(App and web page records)
- Opening Delimiter -
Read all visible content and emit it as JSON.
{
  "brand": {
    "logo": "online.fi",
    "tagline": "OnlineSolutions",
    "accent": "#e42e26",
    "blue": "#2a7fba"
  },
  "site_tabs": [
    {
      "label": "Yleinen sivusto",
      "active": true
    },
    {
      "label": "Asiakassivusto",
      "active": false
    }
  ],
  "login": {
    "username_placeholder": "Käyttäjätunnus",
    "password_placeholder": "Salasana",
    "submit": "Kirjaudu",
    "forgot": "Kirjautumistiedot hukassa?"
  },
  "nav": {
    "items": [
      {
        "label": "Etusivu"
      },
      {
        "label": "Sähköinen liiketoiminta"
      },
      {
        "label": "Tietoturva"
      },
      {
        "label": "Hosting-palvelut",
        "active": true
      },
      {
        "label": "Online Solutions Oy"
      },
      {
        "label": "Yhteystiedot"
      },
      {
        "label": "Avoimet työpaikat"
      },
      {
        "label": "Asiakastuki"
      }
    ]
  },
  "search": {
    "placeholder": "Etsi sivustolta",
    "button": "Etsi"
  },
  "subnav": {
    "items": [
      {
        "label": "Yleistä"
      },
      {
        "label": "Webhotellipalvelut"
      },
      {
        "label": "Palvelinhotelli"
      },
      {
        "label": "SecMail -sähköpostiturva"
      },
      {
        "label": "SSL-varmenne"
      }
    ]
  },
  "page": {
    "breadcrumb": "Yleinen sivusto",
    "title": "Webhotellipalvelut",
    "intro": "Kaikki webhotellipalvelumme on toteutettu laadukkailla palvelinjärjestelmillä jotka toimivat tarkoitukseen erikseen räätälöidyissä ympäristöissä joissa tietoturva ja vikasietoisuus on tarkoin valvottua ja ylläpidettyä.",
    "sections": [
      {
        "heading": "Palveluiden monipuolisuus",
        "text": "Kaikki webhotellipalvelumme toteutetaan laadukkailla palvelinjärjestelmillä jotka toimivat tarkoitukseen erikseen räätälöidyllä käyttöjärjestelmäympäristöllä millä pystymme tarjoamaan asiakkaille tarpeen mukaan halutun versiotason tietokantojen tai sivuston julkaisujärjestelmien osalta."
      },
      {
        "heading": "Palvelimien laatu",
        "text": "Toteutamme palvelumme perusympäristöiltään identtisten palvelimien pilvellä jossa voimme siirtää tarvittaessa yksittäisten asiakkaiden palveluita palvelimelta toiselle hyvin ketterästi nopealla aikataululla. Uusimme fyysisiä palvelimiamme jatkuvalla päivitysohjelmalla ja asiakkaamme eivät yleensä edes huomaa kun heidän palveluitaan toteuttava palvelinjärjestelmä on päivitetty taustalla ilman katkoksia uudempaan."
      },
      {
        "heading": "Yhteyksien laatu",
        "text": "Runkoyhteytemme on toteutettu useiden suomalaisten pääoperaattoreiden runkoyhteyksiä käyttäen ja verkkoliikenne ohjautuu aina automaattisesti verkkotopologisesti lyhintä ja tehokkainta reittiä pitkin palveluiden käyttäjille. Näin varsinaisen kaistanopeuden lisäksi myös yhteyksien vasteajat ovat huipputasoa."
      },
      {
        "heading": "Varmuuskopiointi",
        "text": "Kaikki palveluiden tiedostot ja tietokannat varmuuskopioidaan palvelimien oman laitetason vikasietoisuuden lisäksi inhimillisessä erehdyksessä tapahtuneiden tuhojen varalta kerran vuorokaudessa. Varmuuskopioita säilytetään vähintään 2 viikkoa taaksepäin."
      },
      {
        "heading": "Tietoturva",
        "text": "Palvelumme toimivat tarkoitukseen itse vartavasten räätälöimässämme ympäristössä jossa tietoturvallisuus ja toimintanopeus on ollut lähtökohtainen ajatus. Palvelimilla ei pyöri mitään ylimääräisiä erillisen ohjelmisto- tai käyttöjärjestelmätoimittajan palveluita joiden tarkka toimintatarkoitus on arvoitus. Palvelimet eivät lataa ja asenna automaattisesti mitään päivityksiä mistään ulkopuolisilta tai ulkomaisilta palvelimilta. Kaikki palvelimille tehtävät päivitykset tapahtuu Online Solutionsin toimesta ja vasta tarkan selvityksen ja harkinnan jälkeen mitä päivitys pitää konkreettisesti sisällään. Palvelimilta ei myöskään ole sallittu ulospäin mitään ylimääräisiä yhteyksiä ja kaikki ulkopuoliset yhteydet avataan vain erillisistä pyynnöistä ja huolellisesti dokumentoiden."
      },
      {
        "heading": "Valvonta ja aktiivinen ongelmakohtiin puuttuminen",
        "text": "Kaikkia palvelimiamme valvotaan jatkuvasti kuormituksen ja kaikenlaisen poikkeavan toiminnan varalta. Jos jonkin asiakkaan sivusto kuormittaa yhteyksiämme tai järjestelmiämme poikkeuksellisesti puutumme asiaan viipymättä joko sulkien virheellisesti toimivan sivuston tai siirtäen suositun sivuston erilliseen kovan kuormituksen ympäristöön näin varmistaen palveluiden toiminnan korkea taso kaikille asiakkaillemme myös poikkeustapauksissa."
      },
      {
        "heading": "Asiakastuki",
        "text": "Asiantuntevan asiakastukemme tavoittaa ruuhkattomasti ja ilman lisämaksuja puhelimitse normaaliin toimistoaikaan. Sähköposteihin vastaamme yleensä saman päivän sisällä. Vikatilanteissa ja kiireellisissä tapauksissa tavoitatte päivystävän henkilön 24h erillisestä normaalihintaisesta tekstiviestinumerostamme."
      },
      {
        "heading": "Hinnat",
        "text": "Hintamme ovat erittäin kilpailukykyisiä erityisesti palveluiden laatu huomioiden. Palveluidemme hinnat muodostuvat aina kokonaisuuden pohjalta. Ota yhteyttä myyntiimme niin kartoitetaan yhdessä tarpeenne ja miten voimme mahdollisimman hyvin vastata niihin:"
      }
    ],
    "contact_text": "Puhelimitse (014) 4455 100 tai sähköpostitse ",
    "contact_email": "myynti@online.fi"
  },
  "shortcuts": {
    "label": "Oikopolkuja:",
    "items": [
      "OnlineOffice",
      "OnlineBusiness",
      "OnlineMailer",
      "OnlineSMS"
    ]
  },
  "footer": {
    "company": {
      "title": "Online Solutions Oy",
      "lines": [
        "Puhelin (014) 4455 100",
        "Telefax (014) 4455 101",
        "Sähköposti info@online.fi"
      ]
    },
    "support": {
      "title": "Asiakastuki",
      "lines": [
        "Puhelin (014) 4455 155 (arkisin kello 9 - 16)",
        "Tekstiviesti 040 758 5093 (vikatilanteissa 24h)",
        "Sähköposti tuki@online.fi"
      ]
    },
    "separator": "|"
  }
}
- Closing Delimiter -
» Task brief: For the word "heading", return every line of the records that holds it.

» Your solution:
        "heading": "Palveluiden monipuolisuus",
        "heading": "Palvelimien laatu",
        "heading": "Yhteyksien laatu",
        "heading": "Varmuuskopiointi",
        "heading": "Tietoturva",
        "heading": "Valvonta ja aktiivinen ongelmakohtiin puuttuminen",
        "heading": "Asiakastuki",
        "heading": "Hinnat",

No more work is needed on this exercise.